=== What the task requires ===
Find each line below that includes "this", then copy it.

=== Dataset content ===
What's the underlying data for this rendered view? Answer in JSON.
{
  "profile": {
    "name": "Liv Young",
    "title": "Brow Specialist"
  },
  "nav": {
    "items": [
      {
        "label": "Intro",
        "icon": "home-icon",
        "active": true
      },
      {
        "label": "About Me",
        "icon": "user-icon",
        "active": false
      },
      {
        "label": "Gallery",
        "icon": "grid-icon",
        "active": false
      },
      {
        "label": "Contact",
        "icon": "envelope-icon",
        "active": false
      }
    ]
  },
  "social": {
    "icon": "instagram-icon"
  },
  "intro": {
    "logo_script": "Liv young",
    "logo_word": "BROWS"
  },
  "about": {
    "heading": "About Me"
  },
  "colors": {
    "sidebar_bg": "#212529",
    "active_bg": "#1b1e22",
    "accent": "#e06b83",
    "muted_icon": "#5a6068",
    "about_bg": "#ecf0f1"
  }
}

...

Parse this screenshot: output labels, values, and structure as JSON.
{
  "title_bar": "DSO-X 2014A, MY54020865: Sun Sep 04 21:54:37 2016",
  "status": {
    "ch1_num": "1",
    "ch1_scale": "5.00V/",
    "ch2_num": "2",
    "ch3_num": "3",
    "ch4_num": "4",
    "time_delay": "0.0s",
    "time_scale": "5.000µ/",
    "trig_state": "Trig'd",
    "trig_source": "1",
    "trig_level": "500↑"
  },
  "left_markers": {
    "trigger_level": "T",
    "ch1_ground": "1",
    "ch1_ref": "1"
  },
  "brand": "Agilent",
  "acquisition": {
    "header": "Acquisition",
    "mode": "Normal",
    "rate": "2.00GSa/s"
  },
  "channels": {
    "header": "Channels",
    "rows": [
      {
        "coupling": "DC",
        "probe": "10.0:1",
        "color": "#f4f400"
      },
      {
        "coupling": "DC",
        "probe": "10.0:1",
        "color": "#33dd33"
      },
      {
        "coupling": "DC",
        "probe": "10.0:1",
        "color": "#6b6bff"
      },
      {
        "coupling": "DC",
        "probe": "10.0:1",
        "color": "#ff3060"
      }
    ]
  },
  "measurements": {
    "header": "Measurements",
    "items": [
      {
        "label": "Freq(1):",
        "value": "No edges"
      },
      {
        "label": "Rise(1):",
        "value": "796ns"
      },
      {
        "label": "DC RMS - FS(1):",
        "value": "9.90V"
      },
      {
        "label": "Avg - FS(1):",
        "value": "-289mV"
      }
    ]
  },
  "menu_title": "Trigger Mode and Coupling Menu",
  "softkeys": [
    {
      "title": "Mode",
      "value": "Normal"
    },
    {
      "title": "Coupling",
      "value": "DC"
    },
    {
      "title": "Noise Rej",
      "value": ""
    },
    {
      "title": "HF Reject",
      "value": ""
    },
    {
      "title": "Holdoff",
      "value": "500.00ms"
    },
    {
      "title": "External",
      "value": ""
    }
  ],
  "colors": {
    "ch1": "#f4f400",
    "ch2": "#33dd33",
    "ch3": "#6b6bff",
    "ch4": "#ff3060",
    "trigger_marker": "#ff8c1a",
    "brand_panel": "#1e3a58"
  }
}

=== Answer section ===
What's the underlying data for this rendered view? Answer in JSON.
Parse this screenshot: output labels, values, and structure as JSON.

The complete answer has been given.